Modernized Endangered Species Act regulations instituted by the Trump administration will be reinstated after the 9th Circuit Court of Appeals ruled September 21 that a district court improperly vacated the 2019 revisions. The appeals court determined a district court erred by reversing the regulations without determining whether they were actually unlawful.
Those rules were largely supported by agriculture, but not so much by environmentalists—and so the ping pong of Endangered Species Act rules has continued back and forth. The latest action reinstates the Trump-era ESA regulations until remand or appeal. In July, a U.S. District Judge from San Francisco said vacating the challenged rules “would not be inconsistent with any district court authority” in the Northern California district.
The American Soybean Association has advocated for modernizing and implementing the ESA in a way that embraces voluntary conservation actions and provides growers with regulatory predictability. In particular, ASA has frequently and consistently expressed to EPA and the other implementing agencies that growers must be consulted and given an opportunity to comment on proposed mitigations for pesticide usage. Additionally, any mitigations developed must be both flexible and workable for growers and their ability to use pesticides.

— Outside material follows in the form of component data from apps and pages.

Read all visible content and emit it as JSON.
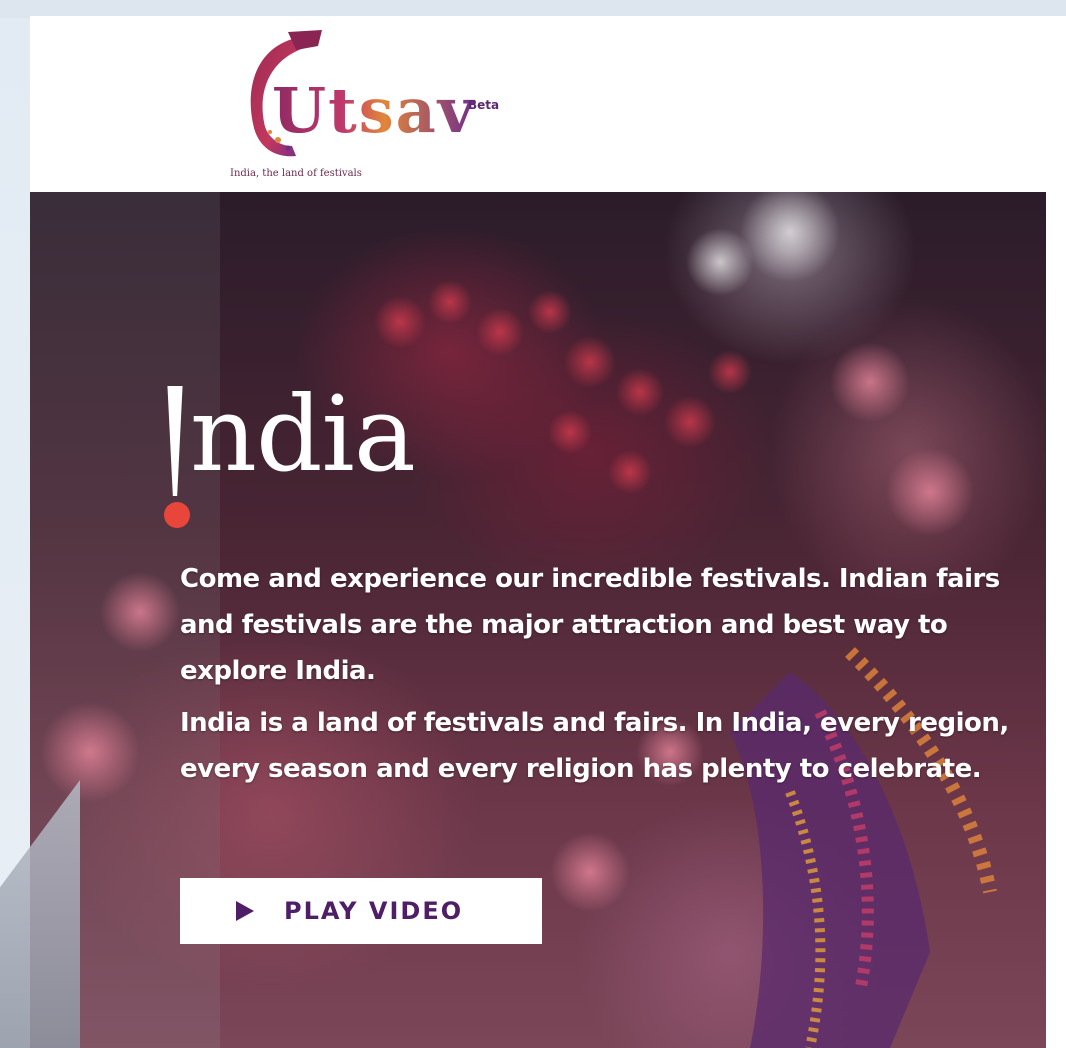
{
  "logo": {
    "wordmark": "Utsav",
    "badge": "Beta",
    "tagline": "India, the land of festivals"
  },
  "hero": {
    "wordmark": "ndia",
    "paragraphs": [
      "Come and experience our incredible festivals. Indian fairs and festivals are the major attraction and best way to explore India.",
      "India is a land of festivals and fairs. In India, every region, every season and every religion has plenty to celebrate."
    ],
    "play_button_label": "PLAY VIDEO"
  },
  "colors": {
    "brand_purple": "#4e1f67",
    "accent_red": "#e8463a",
    "hero_dark": "#2b1c2a"
  },
  "icons": {
    "play": "play-icon"
  }
}
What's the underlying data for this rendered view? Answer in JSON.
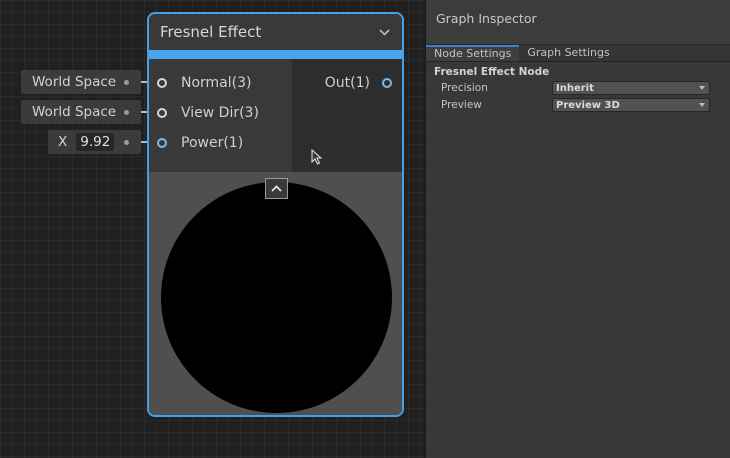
{
  "inputs": {
    "normal_chip": "World Space",
    "viewdir_chip": "World Space",
    "power_axis": "X",
    "power_value": "9.92"
  },
  "node": {
    "title": "Fresnel Effect",
    "inputs": [
      "Normal(3)",
      "View Dir(3)",
      "Power(1)"
    ],
    "output": "Out(1)",
    "accent_color": "#49a6ee"
  },
  "icons": {
    "collapse": "chevron-down-icon",
    "preview_toggle": "chevron-up-icon",
    "cursor": "mouse-cursor-icon"
  },
  "inspector": {
    "title": "Graph Inspector",
    "tabs": [
      "Node Settings",
      "Graph Settings"
    ],
    "active_tab": "Node Settings",
    "section_title": "Fresnel Effect Node",
    "properties": [
      {
        "label": "Precision",
        "value": "Inherit"
      },
      {
        "label": "Preview",
        "value": "Preview 3D"
      }
    ]
  }
}
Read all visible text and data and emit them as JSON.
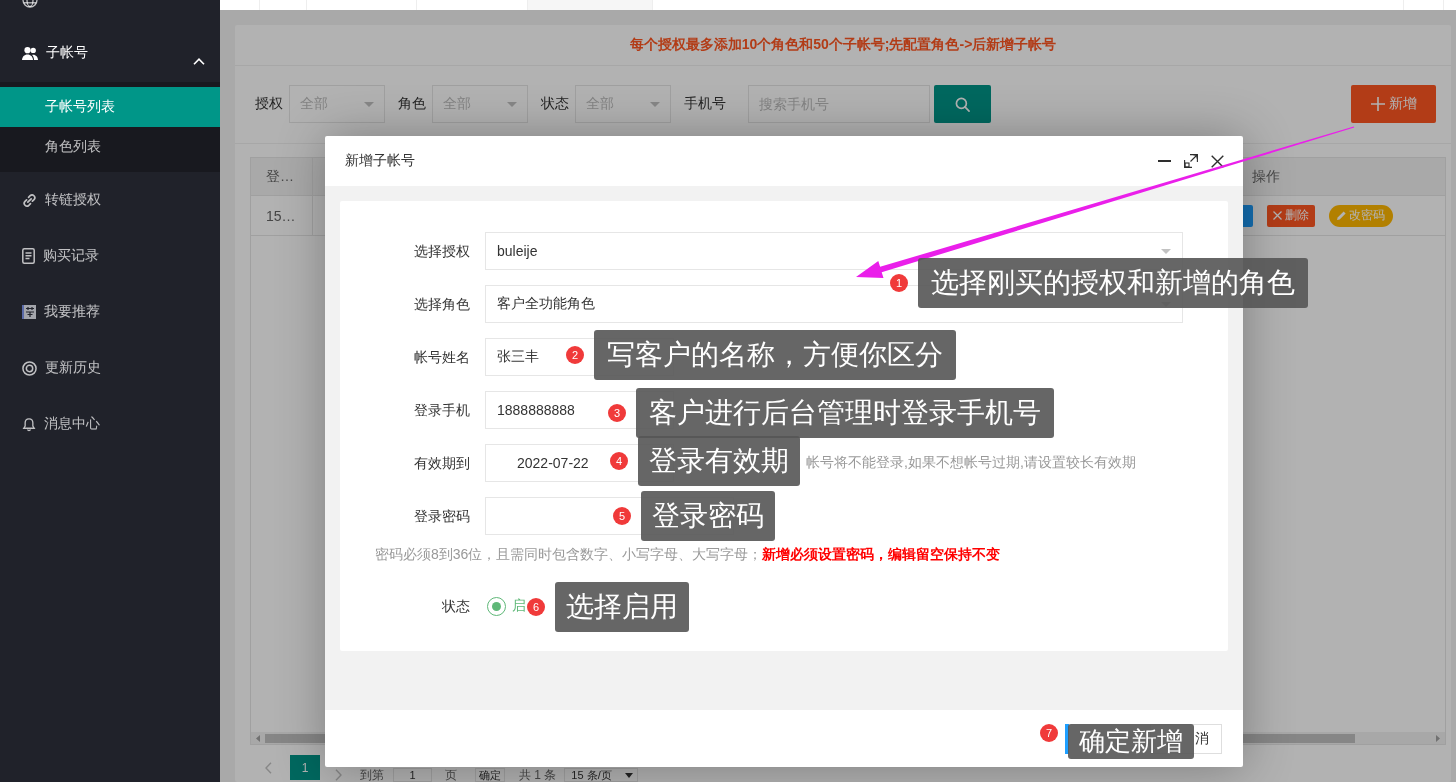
{
  "sidebar": {
    "items": [
      {
        "label": "子帐号",
        "selected": false,
        "expanded": true,
        "children": [
          {
            "label": "子帐号列表",
            "selected": true
          },
          {
            "label": "角色列表",
            "selected": false
          }
        ]
      },
      {
        "label": "转链授权",
        "selected": false
      },
      {
        "label": "购买记录",
        "selected": false
      },
      {
        "label": "我要推荐",
        "selected": false
      },
      {
        "label": "更新历史",
        "selected": false
      },
      {
        "label": "消息中心",
        "selected": false
      }
    ]
  },
  "notice": "每个授权最多添加10个角色和50个子帐号;先配置角色->后新增子帐号",
  "filters": [
    {
      "kind": "select",
      "label": "授权",
      "placeholder": "全部"
    },
    {
      "kind": "select",
      "label": "角色",
      "placeholder": "全部"
    },
    {
      "kind": "select",
      "label": "状态",
      "placeholder": "全部"
    },
    {
      "kind": "search",
      "label": "手机号",
      "placeholder": "搜索手机号"
    }
  ],
  "add_button": "新增",
  "table": {
    "columns": [
      "登…",
      "操作"
    ],
    "rows": [
      {
        "cells": [
          "15…"
        ],
        "actions": [
          {
            "kind": "primary"
          },
          {
            "kind": "danger",
            "label": "删除"
          },
          {
            "kind": "warning",
            "label": "改密码"
          }
        ]
      }
    ]
  },
  "pagination": {
    "pages": [
      {
        "label": "1",
        "selected": true
      }
    ],
    "goto_label": "到第",
    "goto_value": "1",
    "page_unit": "页",
    "confirm": "确定",
    "total": "共 1 条",
    "page_size": "15 条/页"
  },
  "dialog": {
    "title": "新增子帐号",
    "fields": [
      {
        "kind": "select",
        "label": "选择授权",
        "value": "buleije"
      },
      {
        "kind": "select",
        "label": "选择角色",
        "value": "客户全功能角色"
      },
      {
        "kind": "text",
        "label": "帐号姓名",
        "value": "张三丰"
      },
      {
        "kind": "text",
        "label": "登录手机",
        "value": "1888888888"
      },
      {
        "kind": "date",
        "label": "有效期到",
        "value": "2022-07-22",
        "hint": "帐号将不能登录,如果不想帐号过期,请设置较长有效期"
      },
      {
        "kind": "password",
        "label": "登录密码"
      }
    ],
    "password_rule": "密码必须8到36位，且需同时包含数字、小写字母、大写字母；",
    "password_warning": "新增必须设置密码，编辑留空保持不变",
    "status": {
      "label": "状态",
      "options": [
        {
          "label": "启",
          "selected": true
        }
      ]
    },
    "buttons": [
      {
        "kind": "primary"
      },
      {
        "kind": "default",
        "label": "消"
      }
    ]
  },
  "annotations": [
    {
      "number": "1",
      "text": "选择刚买的授权和新增的角色"
    },
    {
      "number": "2",
      "text": "写客户的名称，方便你区分"
    },
    {
      "number": "3",
      "text": "客户进行后台管理时登录手机号"
    },
    {
      "number": "4",
      "text": "登录有效期"
    },
    {
      "number": "5",
      "text": "登录密码"
    },
    {
      "number": "6",
      "text": "选择启用"
    },
    {
      "number": "7",
      "text": "确定新增"
    }
  ]
}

Kyle Kunkler, ASA director of government relations, says those Trump-era regulations made important changes to the ESA such as preventing the government from designating something as a critical habitat if there is not any of the endangered species currently living there. It also put into place improved timeframes and accountability for consultation with the Fish and Wildlife Service and National Marine Fisheries Service.
American Farm Bureau Federation President Zippy Duvall says, “The revisions to the Endangered Species Act protected at risk animals while ensuring farmers could continue feeding America’s families. This ruling doesn’t bring an end to the debate about modernizing the ESA, but it sends an important message to the 9th Circuit lower courts that their job is to rule based on the law. They can no longer vacate a rule unless they determine it is unlawful.”
Kunkler adds the court referring this case back to the lower court is a “good short-term win and hopefully that brings new life back into these rules and gives them a chance to stay in effect.”
This is the second appellate ruling to favor AFBF in the 9th Circuit Court of Appeals in the past month. In August, the Court overturned a lower court’s ruling that prohibited AFBF from defending the delisting of the gray wolf.